13 Easy-to-Mix Drinks That Should Be Your New Signature Cocktail
A “signature cocktail” sounds like the stuff of a fussy wedding reception, not a simple Sunday dinner party. But as a host at home, having a signature drink just means that you have a delicious and easy-to-mix recipe at the ready to whip up a tasty, boozy sip for anyone who needs it.
So what will your signature drink be? It should be something that, first of all, you like to drink. But it should also be easy for you to keep the ingredients on hand, and to mix and measure on a whim—without a jigger or even a standard-sized glass. Apart from those requirements, anything goes! It can be a classic, a brand new recipe, or something right in between. And if you ask the experts, like we did, you’ll see their signature drinks cover all the bases.
And psst… Want to learn more about our experts? Check out their “table cred” right here: Meet the Entertaining Experts
“A mojito. They’re easy to customize with additional fruit… like a watermelon or strawberry mojito.”
— Joy Cho, Oh Joy!
“My signature cocktail would have to be my Tupelo Honey. The recipe is extremely easy to whip up, and even if you’re not a whiskey drinker, I guarantee you’ll quickly be converted.”
— Mandy Kellogg Rye, Waiting on Martha
“An Extra dirty Martini.”
— Lauren Conrad, The Little Market
“A shrub! Essentially it’s a sipping vinegar that is made with vinegar infused with fruit, herbs, and/or spices. I love Sweet Caroline’s Shrubs. They offer fancy flavors like Mango Cardamom, Grapefruit Tarragon, and Apple Habanero! Simply mix with your spirit of choice and club soda and you have a craft cocktail at home.”
— Roxy Te, Society Social
“I always offer guests bourbon (neat or on the rocks). I keep a bottle of Blanton’s on our bar cart, ready to share. It doesn’t get much simpler than that.”
— Kate Arends, Wit & Delight
“When it comes to mixing cocktails for a party, I’ve learned that the easiest recipes often turn out to be the ones that guests can’t stop raving about. I recently hosted an event with Cointreau, and we made Cointreau Rickeys. It calls for just a few great ingredients—club soda, lime juice and Cointreau—that I always keep on hand at home.”
— Camille Styles, CamilleStyles.com
“Gin tonic with very thin slices of cucumber, a sprig of rosemary and several fresh mint leaves.”
— Holly Becker, Decor8
“The dark and stormy is one of my favorite low-effort, high-reward cocktails. Especially when it’s with a strong ginger beer like Fever Tree. Somehow it works well in both summer and winter. My runner-up is a hot toddy with Bulleit—when you see guests holding steaming glass cafe mugs with cinnamon sticks and bourbon, you know it’s a holiday party.”
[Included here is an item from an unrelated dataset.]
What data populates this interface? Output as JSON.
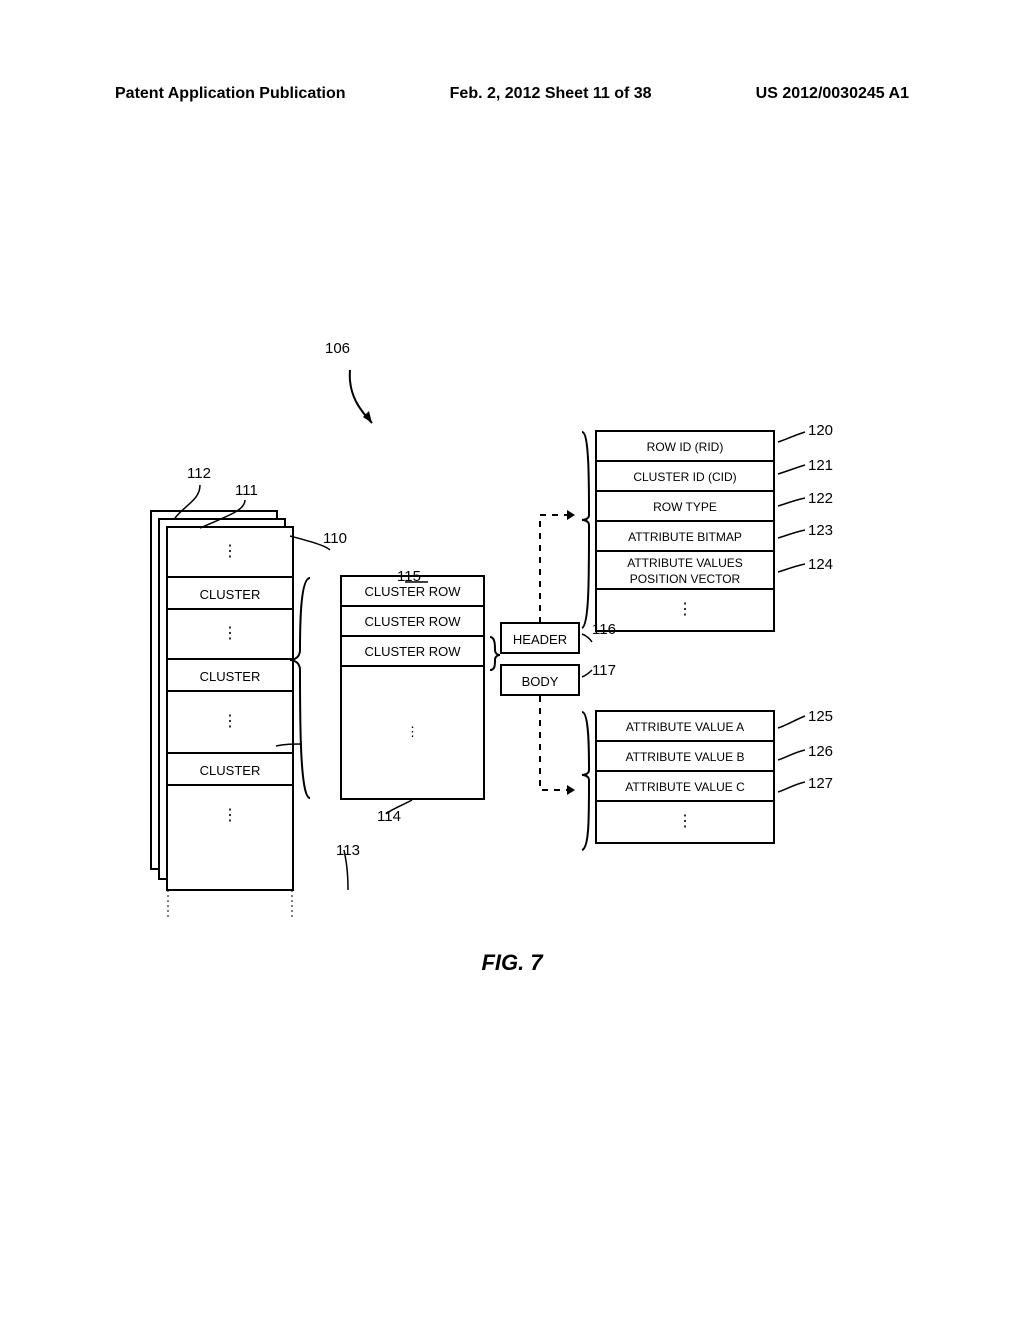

— Chantal Aida Gordon, The Horticult
“Definitely an old fashioned! Plus it’s a great gender neutral option to have memorized for mixed company.”
— Ashley Rose, Sugar & Cloth
“I like to have a mulled apple cider. It’s pretty easy to make and all you need is a jug of fresh squeezed apple juice and a pantry of spices. In my pantry, I keep ground cinnamon, allspice, ginger cloves and cinnamon sticks—all organic and usually from the brand Simply Organic which I like because they don’t do any irradiation on spices and they are certified organic. I also think the quality is better. For people who don’t drink alcohol, it’s a great option. And for those want it spiked, a shot of whiskey is always nice.”
— Danny Seo, Naturally, Danny Seo
“I like sweet drinks so I mix a juice like blood orange soda and vodka to make a light and pretty drink.”
— Jordan Ferney, Oh Happy Day!
“A mimosa with a twist (since champagne is always a good idea). To mix it, I incorporate local apple or muscadine ciders with fresh and frozen fruit. It always look great in a cup and perfect for a hostess in a rush.”
— Michiel Perry, Black Southern Belle
“Definitely a margarita! Tequila always gets people in a festive mood. All you need is good tequila (or in the cooler months, I’ll use a smoky mezcal), fresh citrus, and some kind of liqueur for added flavor and sweetness (I’ll go with orange to keep it classic, or mix it up with ginger or elderflower). I also like to make honey syrup for margaritas, which is like simple syrup but using honey instead of sugar. It’s so simple but it leaves an impression with guests. That’s what I love about entertaining—making people feel good, while turning the act of eating together into an experience.”
— Sarah Ashley Schiear, Salt House Market